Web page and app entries
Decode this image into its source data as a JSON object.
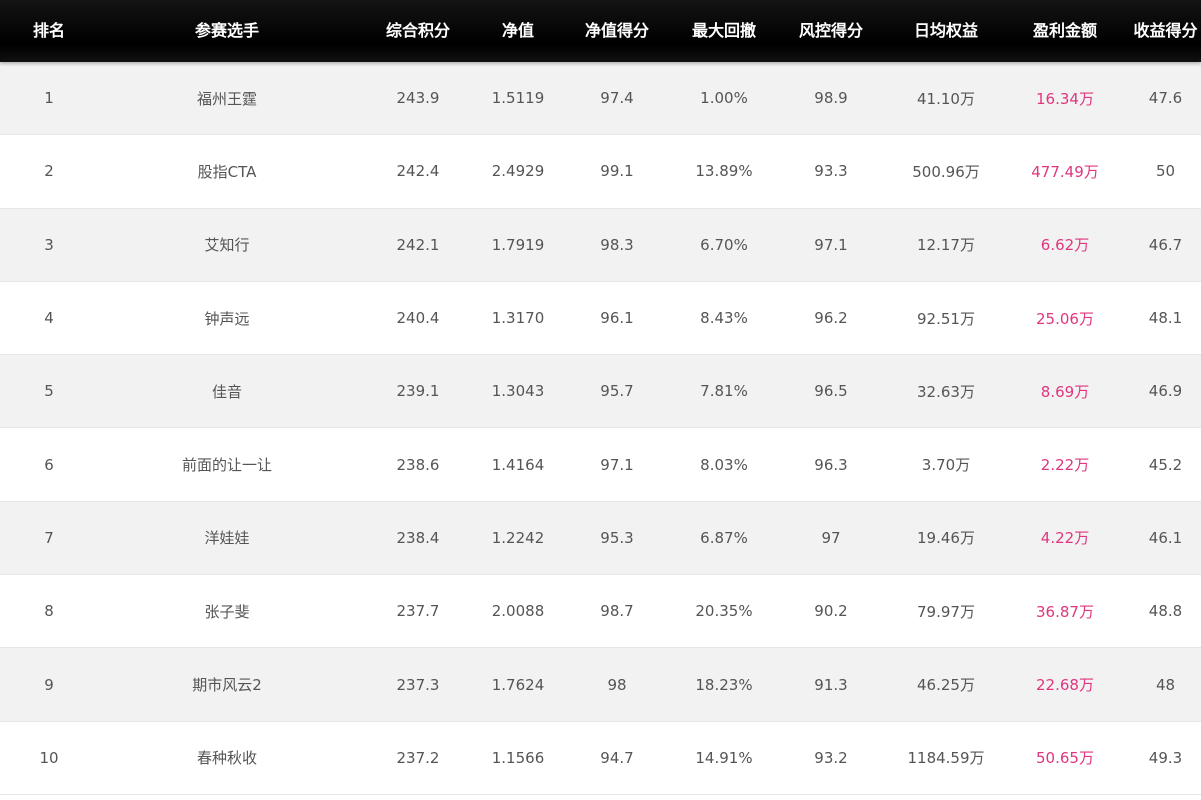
{
  "columns": [
    "排名",
    "参赛选手",
    "综合积分",
    "净值",
    "净值得分",
    "最大回撤",
    "风控得分",
    "日均权益",
    "盈利金额",
    "收益得分"
  ],
  "rows": [
    {
      "rank": "1",
      "name": "福州王霆",
      "score": "243.9",
      "nav": "1.5119",
      "nav_score": "97.4",
      "max_drawdown": "1.00%",
      "risk_score": "98.9",
      "avg_equity": "41.10万",
      "profit": "16.34万",
      "return_score": "47.6"
    },
    {
      "rank": "2",
      "name": "股指CTA",
      "score": "242.4",
      "nav": "2.4929",
      "nav_score": "99.1",
      "max_drawdown": "13.89%",
      "risk_score": "93.3",
      "avg_equity": "500.96万",
      "profit": "477.49万",
      "return_score": "50"
    },
    {
      "rank": "3",
      "name": "艾知行",
      "score": "242.1",
      "nav": "1.7919",
      "nav_score": "98.3",
      "max_drawdown": "6.70%",
      "risk_score": "97.1",
      "avg_equity": "12.17万",
      "profit": "6.62万",
      "return_score": "46.7"
    },
    {
      "rank": "4",
      "name": "钟声远",
      "score": "240.4",
      "nav": "1.3170",
      "nav_score": "96.1",
      "max_drawdown": "8.43%",
      "risk_score": "96.2",
      "avg_equity": "92.51万",
      "profit": "25.06万",
      "return_score": "48.1"
    },
    {
      "rank": "5",
      "name": "佳音",
      "score": "239.1",
      "nav": "1.3043",
      "nav_score": "95.7",
      "max_drawdown": "7.81%",
      "risk_score": "96.5",
      "avg_equity": "32.63万",
      "profit": "8.69万",
      "return_score": "46.9"
    },
    {
      "rank": "6",
      "name": "前面的让一让",
      "score": "238.6",
      "nav": "1.4164",
      "nav_score": "97.1",
      "max_drawdown": "8.03%",
      "risk_score": "96.3",
      "avg_equity": "3.70万",
      "profit": "2.22万",
      "return_score": "45.2"
    },
    {
      "rank": "7",
      "name": "洋娃娃",
      "score": "238.4",
      "nav": "1.2242",
      "nav_score": "95.3",
      "max_drawdown": "6.87%",
      "risk_score": "97",
      "avg_equity": "19.46万",
      "profit": "4.22万",
      "return_score": "46.1"
    },
    {
      "rank": "8",
      "name": "张子斐",
      "score": "237.7",
      "nav": "2.0088",
      "nav_score": "98.7",
      "max_drawdown": "20.35%",
      "risk_score": "90.2",
      "avg_equity": "79.97万",
      "profit": "36.87万",
      "return_score": "48.8"
    },
    {
      "rank": "9",
      "name": "期市风云2",
      "score": "237.3",
      "nav": "1.7624",
      "nav_score": "98",
      "max_drawdown": "18.23%",
      "risk_score": "91.3",
      "avg_equity": "46.25万",
      "profit": "22.68万",
      "return_score": "48"
    },
    {
      "rank": "10",
      "name": "春种秋收",
      "score": "237.2",
      "nav": "1.1566",
      "nav_score": "94.7",
      "max_drawdown": "14.91%",
      "risk_score": "93.2",
      "avg_equity": "1184.59万",
      "profit": "50.65万",
      "return_score": "49.3"
    }
  ],
  "colors": {
    "header_bg": "#000000",
    "header_text": "#ffffff",
    "row_alt_bg": "#f2f2f2",
    "cell_text": "#555555",
    "profit_text": "#e0367f"
  }
}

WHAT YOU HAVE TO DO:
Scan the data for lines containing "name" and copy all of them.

TASK RESPONSE:
      "name": "福州王霆",
      "name": "股指CTA",
      "name": "艾知行",
      "name": "钟声远",
      "name": "佳音",
      "name": "前面的让一让",
      "name": "洋娃娃",
      "name": "张子斐",
      "name": "期市风云2",
      "name": "春种秋收",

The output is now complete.